- **EXERCISE PROMPT**
If a line in the entries contains the word "Delete", list it.

________________________

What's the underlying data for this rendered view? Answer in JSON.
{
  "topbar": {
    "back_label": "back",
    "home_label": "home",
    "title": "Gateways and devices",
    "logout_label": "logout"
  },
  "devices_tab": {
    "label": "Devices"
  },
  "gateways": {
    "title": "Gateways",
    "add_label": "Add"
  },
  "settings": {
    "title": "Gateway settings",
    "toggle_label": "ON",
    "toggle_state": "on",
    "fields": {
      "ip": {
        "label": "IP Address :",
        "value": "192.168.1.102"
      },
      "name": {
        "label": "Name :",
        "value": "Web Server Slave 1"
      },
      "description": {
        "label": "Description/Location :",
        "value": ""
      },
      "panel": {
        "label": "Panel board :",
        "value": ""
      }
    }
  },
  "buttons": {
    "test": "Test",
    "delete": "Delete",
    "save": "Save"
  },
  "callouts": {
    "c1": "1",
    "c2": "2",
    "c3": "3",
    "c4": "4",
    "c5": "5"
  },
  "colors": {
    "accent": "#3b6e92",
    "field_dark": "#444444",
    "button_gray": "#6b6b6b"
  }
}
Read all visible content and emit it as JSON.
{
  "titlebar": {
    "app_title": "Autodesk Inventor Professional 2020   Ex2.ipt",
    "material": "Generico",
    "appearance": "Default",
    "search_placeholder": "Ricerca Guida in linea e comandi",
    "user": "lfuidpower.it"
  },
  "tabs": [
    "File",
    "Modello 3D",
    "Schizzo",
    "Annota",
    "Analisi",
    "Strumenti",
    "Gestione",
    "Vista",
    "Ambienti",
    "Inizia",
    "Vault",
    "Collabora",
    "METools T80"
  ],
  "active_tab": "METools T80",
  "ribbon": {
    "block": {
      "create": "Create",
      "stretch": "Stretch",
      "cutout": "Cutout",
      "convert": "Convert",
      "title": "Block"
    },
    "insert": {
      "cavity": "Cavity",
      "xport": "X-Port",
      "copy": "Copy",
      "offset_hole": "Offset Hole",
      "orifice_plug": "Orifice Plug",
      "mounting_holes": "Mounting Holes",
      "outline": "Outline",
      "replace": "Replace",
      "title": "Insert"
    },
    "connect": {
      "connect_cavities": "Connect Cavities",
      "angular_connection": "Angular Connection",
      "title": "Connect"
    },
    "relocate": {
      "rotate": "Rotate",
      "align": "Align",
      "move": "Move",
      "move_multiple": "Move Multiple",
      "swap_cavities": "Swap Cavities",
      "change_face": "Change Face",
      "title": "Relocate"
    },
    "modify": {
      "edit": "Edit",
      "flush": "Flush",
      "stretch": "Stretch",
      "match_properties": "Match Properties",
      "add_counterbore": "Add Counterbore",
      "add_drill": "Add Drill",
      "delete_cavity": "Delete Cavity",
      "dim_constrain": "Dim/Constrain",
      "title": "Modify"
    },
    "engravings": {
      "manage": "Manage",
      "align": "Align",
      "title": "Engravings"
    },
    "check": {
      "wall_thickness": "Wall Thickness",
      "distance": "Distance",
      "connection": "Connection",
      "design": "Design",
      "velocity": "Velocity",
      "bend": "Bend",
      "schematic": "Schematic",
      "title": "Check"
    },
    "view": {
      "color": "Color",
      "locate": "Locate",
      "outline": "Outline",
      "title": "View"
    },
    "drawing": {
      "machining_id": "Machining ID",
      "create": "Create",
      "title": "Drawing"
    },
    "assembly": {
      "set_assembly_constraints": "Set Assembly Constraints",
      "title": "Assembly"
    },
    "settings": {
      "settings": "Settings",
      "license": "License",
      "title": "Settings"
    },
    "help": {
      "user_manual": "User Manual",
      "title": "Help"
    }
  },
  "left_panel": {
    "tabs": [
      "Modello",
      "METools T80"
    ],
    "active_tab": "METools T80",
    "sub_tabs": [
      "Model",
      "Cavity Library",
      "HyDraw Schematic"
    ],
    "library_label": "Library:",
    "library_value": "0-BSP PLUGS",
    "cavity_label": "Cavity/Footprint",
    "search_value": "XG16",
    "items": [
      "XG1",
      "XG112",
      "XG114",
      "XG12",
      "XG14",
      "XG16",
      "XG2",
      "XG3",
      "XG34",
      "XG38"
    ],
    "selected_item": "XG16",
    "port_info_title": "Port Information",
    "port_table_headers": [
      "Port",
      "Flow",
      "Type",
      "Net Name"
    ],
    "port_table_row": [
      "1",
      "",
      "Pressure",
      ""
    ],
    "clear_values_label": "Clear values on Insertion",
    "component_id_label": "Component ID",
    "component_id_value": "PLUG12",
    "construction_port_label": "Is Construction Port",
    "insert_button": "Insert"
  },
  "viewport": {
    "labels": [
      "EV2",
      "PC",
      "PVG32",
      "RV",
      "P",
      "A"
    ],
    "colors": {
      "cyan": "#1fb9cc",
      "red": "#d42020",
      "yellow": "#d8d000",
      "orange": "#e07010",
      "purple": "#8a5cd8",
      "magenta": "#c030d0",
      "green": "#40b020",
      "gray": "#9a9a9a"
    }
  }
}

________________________

- **EXERCISE SOLUTION**
    "delete": "Delete",
      "delete_cavity": "Delete Cavity",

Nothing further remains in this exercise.